Brief - Select and copy out every line in the records containing "intent".

╭──

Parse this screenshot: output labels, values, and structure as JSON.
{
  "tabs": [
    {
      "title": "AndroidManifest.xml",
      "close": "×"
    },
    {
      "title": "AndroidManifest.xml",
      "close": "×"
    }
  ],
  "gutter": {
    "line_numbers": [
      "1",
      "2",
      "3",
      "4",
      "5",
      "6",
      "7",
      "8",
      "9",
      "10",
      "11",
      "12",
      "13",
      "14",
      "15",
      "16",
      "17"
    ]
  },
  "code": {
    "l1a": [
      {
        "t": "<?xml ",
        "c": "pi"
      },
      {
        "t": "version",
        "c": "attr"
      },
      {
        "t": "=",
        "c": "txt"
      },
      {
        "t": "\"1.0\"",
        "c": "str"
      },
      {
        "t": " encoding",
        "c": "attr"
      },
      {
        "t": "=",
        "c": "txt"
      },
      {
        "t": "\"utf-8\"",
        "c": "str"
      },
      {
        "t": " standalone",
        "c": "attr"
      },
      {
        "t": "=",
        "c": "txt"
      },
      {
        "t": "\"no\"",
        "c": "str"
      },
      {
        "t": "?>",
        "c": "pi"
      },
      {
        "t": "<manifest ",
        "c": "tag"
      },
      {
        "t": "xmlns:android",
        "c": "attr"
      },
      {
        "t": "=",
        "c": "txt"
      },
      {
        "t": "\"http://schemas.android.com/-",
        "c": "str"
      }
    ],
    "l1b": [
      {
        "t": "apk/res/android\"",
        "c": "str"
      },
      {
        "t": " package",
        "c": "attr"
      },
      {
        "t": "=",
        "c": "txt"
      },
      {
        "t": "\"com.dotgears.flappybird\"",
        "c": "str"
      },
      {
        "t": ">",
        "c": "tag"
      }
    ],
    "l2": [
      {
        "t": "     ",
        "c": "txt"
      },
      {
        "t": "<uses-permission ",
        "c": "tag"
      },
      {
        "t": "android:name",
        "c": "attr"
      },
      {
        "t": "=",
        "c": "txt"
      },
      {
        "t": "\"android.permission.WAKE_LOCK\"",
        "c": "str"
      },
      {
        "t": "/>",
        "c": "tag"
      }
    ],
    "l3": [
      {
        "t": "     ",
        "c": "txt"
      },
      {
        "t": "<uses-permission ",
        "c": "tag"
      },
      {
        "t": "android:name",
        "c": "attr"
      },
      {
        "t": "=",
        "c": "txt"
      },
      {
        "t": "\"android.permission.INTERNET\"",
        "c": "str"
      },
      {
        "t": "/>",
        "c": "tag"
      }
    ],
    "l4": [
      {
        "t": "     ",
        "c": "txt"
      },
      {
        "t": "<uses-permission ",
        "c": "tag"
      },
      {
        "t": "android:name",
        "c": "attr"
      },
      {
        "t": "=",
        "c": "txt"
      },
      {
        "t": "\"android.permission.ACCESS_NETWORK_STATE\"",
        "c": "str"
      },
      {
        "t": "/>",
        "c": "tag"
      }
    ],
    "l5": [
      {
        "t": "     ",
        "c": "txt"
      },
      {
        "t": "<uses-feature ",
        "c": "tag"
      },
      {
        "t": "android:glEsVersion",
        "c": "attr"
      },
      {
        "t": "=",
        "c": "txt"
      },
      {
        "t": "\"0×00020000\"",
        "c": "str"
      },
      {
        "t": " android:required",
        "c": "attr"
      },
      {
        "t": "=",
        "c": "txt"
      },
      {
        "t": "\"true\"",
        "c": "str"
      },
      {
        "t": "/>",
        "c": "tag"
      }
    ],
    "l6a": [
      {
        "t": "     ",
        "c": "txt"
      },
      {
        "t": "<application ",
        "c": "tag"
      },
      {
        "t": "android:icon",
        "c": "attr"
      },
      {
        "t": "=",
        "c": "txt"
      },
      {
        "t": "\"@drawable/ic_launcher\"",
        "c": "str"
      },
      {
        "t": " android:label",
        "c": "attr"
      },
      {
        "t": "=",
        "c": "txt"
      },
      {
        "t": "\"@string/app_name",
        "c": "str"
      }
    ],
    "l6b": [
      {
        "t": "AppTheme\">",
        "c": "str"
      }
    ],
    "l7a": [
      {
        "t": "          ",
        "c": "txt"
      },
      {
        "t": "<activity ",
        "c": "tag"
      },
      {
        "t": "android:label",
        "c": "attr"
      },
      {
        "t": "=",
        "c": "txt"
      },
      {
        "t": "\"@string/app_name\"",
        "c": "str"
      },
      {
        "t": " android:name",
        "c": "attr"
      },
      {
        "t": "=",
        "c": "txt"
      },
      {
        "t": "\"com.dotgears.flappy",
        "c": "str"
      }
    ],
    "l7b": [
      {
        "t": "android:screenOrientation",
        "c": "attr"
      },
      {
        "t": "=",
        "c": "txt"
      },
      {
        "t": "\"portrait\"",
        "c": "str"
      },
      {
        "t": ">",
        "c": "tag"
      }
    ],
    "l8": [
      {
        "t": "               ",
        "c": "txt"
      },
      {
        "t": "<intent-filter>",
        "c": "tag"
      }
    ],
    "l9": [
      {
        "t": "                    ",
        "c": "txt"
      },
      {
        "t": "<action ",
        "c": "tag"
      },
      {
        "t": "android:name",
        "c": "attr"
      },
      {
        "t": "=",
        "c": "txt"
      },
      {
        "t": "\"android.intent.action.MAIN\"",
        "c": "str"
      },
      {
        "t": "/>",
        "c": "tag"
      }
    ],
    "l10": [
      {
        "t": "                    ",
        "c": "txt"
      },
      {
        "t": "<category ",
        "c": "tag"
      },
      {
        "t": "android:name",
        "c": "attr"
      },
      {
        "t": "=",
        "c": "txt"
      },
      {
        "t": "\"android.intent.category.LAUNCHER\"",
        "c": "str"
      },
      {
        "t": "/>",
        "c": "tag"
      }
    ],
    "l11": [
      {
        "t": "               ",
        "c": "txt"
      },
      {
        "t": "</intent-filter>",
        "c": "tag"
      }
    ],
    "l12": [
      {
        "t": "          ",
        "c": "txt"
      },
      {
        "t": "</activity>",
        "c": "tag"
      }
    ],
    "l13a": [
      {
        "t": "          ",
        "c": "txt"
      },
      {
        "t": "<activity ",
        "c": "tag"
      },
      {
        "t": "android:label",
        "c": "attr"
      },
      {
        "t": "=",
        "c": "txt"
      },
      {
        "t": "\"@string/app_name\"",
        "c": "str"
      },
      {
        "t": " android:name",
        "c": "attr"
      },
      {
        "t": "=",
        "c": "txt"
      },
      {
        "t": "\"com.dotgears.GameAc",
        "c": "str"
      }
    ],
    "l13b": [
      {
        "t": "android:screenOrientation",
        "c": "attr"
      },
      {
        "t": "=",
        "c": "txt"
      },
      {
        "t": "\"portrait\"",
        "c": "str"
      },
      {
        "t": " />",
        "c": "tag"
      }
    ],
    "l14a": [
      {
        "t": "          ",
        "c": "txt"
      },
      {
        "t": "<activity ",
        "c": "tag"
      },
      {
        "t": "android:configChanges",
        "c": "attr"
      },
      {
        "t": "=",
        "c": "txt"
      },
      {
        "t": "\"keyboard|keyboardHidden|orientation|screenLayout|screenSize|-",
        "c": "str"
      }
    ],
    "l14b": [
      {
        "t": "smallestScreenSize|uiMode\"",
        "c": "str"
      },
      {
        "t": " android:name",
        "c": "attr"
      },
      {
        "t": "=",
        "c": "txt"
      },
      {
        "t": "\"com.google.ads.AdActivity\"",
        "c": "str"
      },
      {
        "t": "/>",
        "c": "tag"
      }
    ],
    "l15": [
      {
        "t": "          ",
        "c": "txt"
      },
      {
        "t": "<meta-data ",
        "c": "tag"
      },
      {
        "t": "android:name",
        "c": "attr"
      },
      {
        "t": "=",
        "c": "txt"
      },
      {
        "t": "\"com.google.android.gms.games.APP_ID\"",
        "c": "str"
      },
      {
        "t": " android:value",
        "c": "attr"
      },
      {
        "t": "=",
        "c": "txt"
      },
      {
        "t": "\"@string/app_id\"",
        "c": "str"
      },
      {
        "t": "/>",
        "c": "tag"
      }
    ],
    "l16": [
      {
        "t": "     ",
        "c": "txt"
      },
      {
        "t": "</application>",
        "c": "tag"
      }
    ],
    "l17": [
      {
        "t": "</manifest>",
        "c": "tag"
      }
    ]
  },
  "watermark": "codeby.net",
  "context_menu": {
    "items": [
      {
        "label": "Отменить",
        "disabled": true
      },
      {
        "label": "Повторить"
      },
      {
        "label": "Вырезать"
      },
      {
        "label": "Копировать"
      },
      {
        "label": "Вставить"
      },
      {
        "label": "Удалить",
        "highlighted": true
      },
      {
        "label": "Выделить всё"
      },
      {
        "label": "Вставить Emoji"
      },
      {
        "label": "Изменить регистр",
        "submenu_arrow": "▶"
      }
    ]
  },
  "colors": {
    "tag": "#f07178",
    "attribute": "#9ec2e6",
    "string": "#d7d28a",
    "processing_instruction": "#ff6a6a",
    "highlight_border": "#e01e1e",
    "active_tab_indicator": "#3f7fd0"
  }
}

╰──

Final answer -
        "t": "<intent-filter>",
        "t": "\"android.intent.action.MAIN\"",
        "t": "\"android.intent.category.LAUNCHER\"",
        "t": "</intent-filter>",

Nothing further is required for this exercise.